■ **Directions**:
The following entries are to be retyped in full, exactly as written.

Start of Record excerpts

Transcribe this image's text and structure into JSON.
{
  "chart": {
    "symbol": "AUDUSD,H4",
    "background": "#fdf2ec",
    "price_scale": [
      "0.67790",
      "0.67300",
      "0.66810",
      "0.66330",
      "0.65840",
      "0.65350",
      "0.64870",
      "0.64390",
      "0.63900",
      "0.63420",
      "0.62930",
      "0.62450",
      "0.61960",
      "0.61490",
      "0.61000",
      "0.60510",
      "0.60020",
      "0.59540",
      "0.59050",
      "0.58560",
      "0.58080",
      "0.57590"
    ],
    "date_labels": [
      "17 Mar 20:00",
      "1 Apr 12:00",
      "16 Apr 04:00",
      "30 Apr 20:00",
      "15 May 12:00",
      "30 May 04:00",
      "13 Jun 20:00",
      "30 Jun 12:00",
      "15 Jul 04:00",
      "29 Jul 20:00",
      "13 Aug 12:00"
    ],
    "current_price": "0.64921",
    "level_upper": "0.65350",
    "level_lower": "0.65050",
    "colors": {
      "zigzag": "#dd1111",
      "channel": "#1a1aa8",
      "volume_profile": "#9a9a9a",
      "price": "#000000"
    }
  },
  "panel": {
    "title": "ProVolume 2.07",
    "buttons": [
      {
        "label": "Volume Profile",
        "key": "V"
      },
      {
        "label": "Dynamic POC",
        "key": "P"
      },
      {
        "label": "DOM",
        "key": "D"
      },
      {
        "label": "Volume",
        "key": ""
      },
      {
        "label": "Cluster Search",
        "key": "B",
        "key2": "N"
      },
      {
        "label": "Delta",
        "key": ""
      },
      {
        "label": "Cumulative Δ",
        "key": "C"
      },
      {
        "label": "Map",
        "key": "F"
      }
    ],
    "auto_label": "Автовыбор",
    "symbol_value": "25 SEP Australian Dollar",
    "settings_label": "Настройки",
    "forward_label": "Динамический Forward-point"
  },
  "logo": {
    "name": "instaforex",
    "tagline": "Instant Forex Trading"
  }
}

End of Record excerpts

■ **Answer below**:
Transcribe this image's text and structure into JSON.
{
  "chart": {
    "symbol": "AUDUSD,H4",
    "background": "#fdf2ec",
    "price_scale": [
      "0.67790",
      "0.67300",
      "0.66810",
      "0.66330",
      "0.65840",
      "0.65350",
      "0.64870",
      "0.64390",
      "0.63900",
      "0.63420",
      "0.62930",
      "0.62450",
      "0.61960",
      "0.61490",
      "0.61000",
      "0.60510",
      "0.60020",
      "0.59540",
      "0.59050",
      "0.58560",
      "0.58080",
      "0.57590"
    ],
    "date_labels": [
      "17 Mar 20:00",
      "1 Apr 12:00",
      "16 Apr 04:00",
      "30 Apr 20:00",
      "15 May 12:00",
      "30 May 04:00",
      "13 Jun 20:00",
      "30 Jun 12:00",
      "15 Jul 04:00",
      "29 Jul 20:00",
      "13 Aug 12:00"
    ],
    "current_price": "0.64921",
    "level_upper": "0.65350",
    "level_lower": "0.65050",
    "colors": {
      "zigzag": "#dd1111",
      "channel": "#1a1aa8",
      "volume_profile": "#9a9a9a",
      "price": "#000000"
    }
  },
  "panel": {
    "title": "ProVolume 2.07",
    "buttons": [
      {
        "label": "Volume Profile",
        "key": "V"
      },
      {
        "label": "Dynamic POC",
        "key": "P"
      },
      {
        "label": "DOM",
        "key": "D"
      },
      {
        "label": "Volume",
        "key": ""
      },
      {
        "label": "Cluster Search",
        "key": "B",
        "key2": "N"
      },
      {
        "label": "Delta",
        "key": ""
      },
      {
        "label": "Cumulative Δ",
        "key": "C"
      },
      {
        "label": "Map",
        "key": "F"
      }
    ],
    "auto_label": "Автовыбор",
    "symbol_value": "25 SEP Australian Dollar",
    "settings_label": "Настройки",
    "forward_label": "Динамический Forward-point"
  },
  "logo": {
    "name": "instaforex",
    "tagline": "Instant Forex Trading"
  }
}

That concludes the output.